■ TASK DIRECTIONS ■
Set down each entry below exactly as it stands.

····················

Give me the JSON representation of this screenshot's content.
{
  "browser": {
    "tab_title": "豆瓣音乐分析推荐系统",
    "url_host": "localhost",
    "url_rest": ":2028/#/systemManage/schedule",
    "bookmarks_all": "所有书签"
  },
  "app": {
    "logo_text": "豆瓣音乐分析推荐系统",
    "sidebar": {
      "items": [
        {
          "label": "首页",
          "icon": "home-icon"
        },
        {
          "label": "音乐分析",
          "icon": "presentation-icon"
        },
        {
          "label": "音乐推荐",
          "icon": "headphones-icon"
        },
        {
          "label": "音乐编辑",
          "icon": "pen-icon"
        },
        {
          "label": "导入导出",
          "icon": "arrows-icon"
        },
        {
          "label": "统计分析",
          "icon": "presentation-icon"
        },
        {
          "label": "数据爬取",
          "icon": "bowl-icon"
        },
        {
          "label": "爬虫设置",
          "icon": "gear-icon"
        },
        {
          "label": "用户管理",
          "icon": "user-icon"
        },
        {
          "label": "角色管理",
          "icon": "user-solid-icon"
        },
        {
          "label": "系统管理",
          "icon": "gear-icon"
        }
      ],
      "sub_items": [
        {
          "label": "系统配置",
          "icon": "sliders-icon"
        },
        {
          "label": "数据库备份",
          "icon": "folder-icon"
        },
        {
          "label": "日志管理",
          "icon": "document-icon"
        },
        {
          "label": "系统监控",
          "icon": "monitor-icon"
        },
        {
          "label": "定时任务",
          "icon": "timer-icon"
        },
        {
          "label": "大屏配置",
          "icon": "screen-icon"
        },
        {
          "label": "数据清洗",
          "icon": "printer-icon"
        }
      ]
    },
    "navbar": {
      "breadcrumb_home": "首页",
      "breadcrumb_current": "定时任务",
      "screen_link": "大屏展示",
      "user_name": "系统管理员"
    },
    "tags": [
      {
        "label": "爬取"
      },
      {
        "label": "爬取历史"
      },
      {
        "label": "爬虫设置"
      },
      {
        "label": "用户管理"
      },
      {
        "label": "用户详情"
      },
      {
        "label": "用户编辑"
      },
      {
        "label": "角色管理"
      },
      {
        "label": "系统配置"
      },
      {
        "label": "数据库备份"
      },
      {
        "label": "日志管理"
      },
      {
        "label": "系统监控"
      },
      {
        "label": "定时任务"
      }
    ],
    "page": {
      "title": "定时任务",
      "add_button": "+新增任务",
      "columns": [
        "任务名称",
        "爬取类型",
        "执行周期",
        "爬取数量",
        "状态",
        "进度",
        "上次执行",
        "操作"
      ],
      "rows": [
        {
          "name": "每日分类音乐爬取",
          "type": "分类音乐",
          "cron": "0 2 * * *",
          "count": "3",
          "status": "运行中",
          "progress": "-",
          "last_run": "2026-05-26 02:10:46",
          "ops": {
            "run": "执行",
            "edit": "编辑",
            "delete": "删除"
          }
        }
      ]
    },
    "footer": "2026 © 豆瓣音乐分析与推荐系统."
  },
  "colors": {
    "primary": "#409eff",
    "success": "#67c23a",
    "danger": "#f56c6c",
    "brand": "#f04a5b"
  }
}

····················

■ SOLUTION TO THE EXERCISE ■
Give me the JSON representation of this screenshot's content.
{
  "browser": {
    "tab_title": "豆瓣音乐分析推荐系统",
    "url_host": "localhost",
    "url_rest": ":2028/#/systemManage/schedule",
    "bookmarks_all": "所有书签"
  },
  "app": {
    "logo_text": "豆瓣音乐分析推荐系统",
    "sidebar": {
      "items": [
        {
          "label": "首页",
          "icon": "home-icon"
        },
        {
          "label": "音乐分析",
          "icon": "presentation-icon"
        },
        {
          "label": "音乐推荐",
          "icon": "headphones-icon"
        },
        {
          "label": "音乐编辑",
          "icon": "pen-icon"
        },
        {
          "label": "导入导出",
          "icon": "arrows-icon"
        },
        {
          "label": "统计分析",
          "icon": "presentation-icon"
        },
        {
          "label": "数据爬取",
          "icon": "bowl-icon"
        },
        {
          "label": "爬虫设置",
          "icon": "gear-icon"
        },
        {
          "label": "用户管理",
          "icon": "user-icon"
        },
        {
          "label": "角色管理",
          "icon": "user-solid-icon"
        },
        {
          "label": "系统管理",
          "icon": "gear-icon"
        }
      ],
      "sub_items": [
        {
          "label": "系统配置",
          "icon": "sliders-icon"
        },
        {
          "label": "数据库备份",
          "icon": "folder-icon"
        },
        {
          "label": "日志管理",
          "icon": "document-icon"
        },
        {
          "label": "系统监控",
          "icon": "monitor-icon"
        },
        {
          "label": "定时任务",
          "icon": "timer-icon"
        },
        {
          "label": "大屏配置",
          "icon": "screen-icon"
        },
        {
          "label": "数据清洗",
          "icon": "printer-icon"
        }
      ]
    },
    "navbar": {
      "breadcrumb_home": "首页",
      "breadcrumb_current": "定时任务",
      "screen_link": "大屏展示",
      "user_name": "系统管理员"
    },
    "tags": [
      {
        "label": "爬取"
      },
      {
        "label": "爬取历史"
      },
      {
        "label": "爬虫设置"
      },
      {
        "label": "用户管理"
      },
      {
        "label": "用户详情"
      },
      {
        "label": "用户编辑"
      },
      {
        "label": "角色管理"
      },
      {
        "label": "系统配置"
      },
      {
        "label": "数据库备份"
      },
      {
        "label": "日志管理"
      },
      {
        "label": "系统监控"
      },
      {
        "label": "定时任务"
      }
    ],
    "page": {
      "title": "定时任务",
      "add_button": "+新增任务",
      "columns": [
        "任务名称",
        "爬取类型",
        "执行周期",
        "爬取数量",
        "状态",
        "进度",
        "上次执行",
        "操作"
      ],
      "rows": [
        {
          "name": "每日分类音乐爬取",
          "type": "分类音乐",
          "cron": "0 2 * * *",
          "count": "3",
          "status": "运行中",
          "progress": "-",
          "last_run": "2026-05-26 02:10:46",
          "ops": {
            "run": "执行",
            "edit": "编辑",
            "delete": "删除"
          }
        }
      ]
    },
    "footer": "2026 © 豆瓣音乐分析与推荐系统."
  },
  "colors": {
    "primary": "#409eff",
    "success": "#67c23a",
    "danger": "#f56c6c",
    "brand": "#f04a5b"
  }
}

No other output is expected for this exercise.